The measurement period should also be stated. For example,

See also • percentile noise levels.

See also • community noise equivalent level

This phenomenon is called *leakage* or *spectral leakage* it reduces the accuracy of the measured levels of peaks in the spectrum, and reduces the effective frequency resolution of the analysis.

● Note 1 : the the kind of level is indicated by use of a compound term such as sound power level or sound pressure level.

● Note 2 : the the value of the reference quantity remains unchanged, whether the chosen quantity is Peak, RMS, or otherwise.

● Note 3 : the base of the logarithm is indicated by use of a unit of level associated with that base.

See also • Lday • Lden (day-evening-night) • Lnight.

**Lg or Log** under logarithm

See also other types of averaging

See also • elementary attenuation of propagation • elementary dephasing of sound propagation • elementary exponent of sound propagation • propagation loss definition

● Note 1 : the principle of superposition implies that such a system may be described by a set of linear equations.

● Note 2 : a system, which does not have this property, is called nonlinear system.

Linear Weighting

See also • inverse square law

See also • constant bandwidth • constant percentage bandwidths • continuous spectrum • fast fourier transform • narrowband noise • narrowband spectra • octave bands. pink noise • white noise • wideband noise

*Lmax* should not be confused with Peak.

*Ln* see also •
logarithm •
normalized impact sound pressure level

See also • binaural and our HATS - Head and Torso Sumulator

Presentation of data on a logarithmic scale can be helpful when the data covers a very large range of values - the logarithm reduces this to a more manageable range. For example 120 dB is 'equivalent' to 1,000,000 relative to a reference sound level of 0 dB - see our decibel calculation and examples page.

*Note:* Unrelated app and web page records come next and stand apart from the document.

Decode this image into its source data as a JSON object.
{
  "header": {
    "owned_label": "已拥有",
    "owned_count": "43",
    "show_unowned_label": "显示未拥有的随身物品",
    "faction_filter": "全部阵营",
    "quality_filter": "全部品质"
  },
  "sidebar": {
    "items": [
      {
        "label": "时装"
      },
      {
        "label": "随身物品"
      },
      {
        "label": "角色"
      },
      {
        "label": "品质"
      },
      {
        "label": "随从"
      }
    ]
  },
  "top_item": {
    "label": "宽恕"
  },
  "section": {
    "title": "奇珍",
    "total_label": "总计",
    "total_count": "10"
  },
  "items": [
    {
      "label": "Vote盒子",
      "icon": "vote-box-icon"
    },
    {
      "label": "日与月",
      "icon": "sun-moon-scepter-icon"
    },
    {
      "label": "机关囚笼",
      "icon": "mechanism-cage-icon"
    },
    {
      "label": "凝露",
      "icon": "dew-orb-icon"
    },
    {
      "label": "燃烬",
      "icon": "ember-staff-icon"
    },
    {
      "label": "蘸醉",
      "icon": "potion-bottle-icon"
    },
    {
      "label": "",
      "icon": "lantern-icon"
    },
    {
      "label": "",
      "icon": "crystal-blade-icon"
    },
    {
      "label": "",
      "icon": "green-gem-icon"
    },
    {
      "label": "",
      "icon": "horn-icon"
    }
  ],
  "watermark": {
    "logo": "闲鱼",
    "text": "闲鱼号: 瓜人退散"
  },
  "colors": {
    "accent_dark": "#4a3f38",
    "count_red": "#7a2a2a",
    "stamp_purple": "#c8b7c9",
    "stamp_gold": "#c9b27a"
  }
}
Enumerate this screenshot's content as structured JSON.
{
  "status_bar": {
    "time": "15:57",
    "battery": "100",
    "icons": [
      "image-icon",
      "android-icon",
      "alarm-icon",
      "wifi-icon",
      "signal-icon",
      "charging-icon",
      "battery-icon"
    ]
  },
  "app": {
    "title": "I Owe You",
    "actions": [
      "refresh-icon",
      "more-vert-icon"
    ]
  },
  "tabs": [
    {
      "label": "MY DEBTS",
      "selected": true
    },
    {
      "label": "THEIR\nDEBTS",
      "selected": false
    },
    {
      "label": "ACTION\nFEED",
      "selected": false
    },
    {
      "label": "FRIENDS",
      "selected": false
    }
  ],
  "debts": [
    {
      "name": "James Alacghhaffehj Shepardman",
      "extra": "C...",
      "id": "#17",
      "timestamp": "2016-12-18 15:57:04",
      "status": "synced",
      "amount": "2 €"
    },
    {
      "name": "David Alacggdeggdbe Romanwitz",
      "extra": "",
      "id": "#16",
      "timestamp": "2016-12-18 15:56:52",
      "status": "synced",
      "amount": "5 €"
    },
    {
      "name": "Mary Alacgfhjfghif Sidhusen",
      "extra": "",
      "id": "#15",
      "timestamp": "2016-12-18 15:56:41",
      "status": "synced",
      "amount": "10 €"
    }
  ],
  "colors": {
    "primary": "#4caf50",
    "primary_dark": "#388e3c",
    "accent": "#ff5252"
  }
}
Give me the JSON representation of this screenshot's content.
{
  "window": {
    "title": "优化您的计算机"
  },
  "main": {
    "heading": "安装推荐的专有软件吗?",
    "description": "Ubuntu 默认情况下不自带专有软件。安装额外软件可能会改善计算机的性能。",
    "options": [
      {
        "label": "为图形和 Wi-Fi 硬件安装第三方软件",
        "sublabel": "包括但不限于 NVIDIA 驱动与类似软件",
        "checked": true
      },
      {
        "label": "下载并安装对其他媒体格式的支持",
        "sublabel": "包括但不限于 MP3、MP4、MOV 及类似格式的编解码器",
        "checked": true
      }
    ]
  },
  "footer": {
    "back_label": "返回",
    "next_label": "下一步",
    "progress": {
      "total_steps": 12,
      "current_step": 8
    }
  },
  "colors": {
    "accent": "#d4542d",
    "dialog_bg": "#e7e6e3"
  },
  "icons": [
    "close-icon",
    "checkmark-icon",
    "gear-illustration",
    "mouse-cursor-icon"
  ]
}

The *common logarithm* is the logarithm to the base 10 and is often written as log10(x) or log (x) but this can be ambiguous or confusing as log on a calculator often refers to natural logarithms, favoured by mathematicians, with a base of e (~2.718).

The *binary logarithms* to the base 2 is used in computer science.

To overcome this possible confusion, ISO, the International Standards Organisation, recommend:-

log10(x) should be written lg (x) and

loge(x) should be written ln (x).

See also the IEC Definition of the Decibel and our sound level calculations and examples page

But a logarithmic scale shows prominent vibration components equally well at any amplitude. Moreover, percent change in amplitude may be read directly as dB change. Therefore, noise and vibration frequency analyses are usually plotted on a logarithmic amplitude scale.

See also • frequency interval

● Note : modern precision instruments sample at 16 times a second to ensure all the sound levels are included.

Longitudinal Wave

● Note : loudness depends primarily upon the sound pressure of the stimulus, but also upon its frequency, waveform and duration.

See also • calculated loudness level • equal loudness contours • fletcher munson curves • methods for calculating loudness • minimum audible field

For modern loudness measurements, see the B&K 2250 sound analyser

See also the comments in the frequency weighted sound levels section

L-weighting

**LZ • **
Z-weighted,
sound level

**LZE •**
Z-weighted,
sound exposure level

**LZeq •**
Z-weighted,
Leq equivalent sound level

**LZF •**
Z-weighted,
fast response,
sound level

**LZFmax •**
Z-weighted,
fast response,
maximum,
sound level

**LZFmin •**
Z-weighted,
fast response,
minimum,
sound level

**LZS •**
Z-weighted,
slow response,
sound level

**LZSmax •**
Z-weighted,
slow response,
maximum,
sound level

**LZSmin •**
Z-weighted,
slow response,
minimum,
sound level